Further refinement and clinical evaluation of the iodine only and virtual unenhanced images will be needed because image noise from the source DECT images results in substantially higher noise once they are post-processed. Also, virtual unenhanced images differ from conventional unenhanced CT images in that they do not reflect the X-ray spectra from a single kVp setting and so the interpretation of the X-ray attenuation in these images should be approached with caution. Using a similar example as for unenhanced DECT, it is likely that new thresholds will be required to use the virtual unenhanced images for the assessment of adrenal masses since the currently existing criteria were described for images acquired at 120 kVp, rather than at 80, 140, or blended / virtual images generated from disparate energy spectra.

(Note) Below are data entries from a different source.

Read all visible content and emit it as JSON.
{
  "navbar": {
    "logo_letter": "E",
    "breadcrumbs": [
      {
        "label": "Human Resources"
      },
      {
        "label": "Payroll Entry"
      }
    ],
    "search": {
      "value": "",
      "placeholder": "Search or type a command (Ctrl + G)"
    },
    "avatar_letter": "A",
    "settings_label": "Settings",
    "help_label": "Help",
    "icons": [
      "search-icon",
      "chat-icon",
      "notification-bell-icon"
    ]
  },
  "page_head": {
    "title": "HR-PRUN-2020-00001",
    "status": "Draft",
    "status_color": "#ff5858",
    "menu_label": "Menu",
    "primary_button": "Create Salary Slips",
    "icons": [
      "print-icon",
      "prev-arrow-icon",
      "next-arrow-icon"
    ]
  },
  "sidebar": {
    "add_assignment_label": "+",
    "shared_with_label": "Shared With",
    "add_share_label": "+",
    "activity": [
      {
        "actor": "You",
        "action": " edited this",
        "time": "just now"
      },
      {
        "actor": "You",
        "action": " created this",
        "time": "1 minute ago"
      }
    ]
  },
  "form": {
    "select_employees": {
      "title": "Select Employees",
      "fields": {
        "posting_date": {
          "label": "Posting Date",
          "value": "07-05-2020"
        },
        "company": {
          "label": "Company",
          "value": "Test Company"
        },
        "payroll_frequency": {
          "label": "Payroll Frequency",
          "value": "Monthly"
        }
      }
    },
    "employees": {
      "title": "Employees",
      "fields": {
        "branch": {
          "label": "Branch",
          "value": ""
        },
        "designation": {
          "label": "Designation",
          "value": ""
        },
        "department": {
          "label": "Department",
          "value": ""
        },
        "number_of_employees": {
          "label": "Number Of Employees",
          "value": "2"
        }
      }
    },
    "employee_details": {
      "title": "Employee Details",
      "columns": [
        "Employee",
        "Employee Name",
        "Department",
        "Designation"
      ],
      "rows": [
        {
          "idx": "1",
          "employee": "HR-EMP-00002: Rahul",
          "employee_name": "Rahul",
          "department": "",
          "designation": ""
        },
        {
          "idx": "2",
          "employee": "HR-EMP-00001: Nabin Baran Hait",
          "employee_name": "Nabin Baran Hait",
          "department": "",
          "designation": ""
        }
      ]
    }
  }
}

The ability of DECT to extract basic information regarding iodine concentration and material composition has led to practical abdominal DECT applications that include the triage of patients with nephrolithasis based on stone composition, quantification of liver iron stores, evaluation of tissue perfusion, potential reduction in radiation dose by elimination of a separate unenhanced CT acquisition, and improved detection of pathologic hyperenhancement. As clinical utilization expands, radiologists must critically determine appropriate scenarios for using DECT for lesion detection as well as assess whether new diagnostic criteria unique to DECT should be implemented. Furthermore, to take advantage of the range of data available from DECT, improved display platforms to simplify viewing of the source and post-processed images and further understanding of post-processing artifacts will be needed. Continuing rapid technical developments will improve the acquisition and post-processing of DECT image data and clinical evaluation of this exciting new technology across a spectrum of abdominal diseases will be required.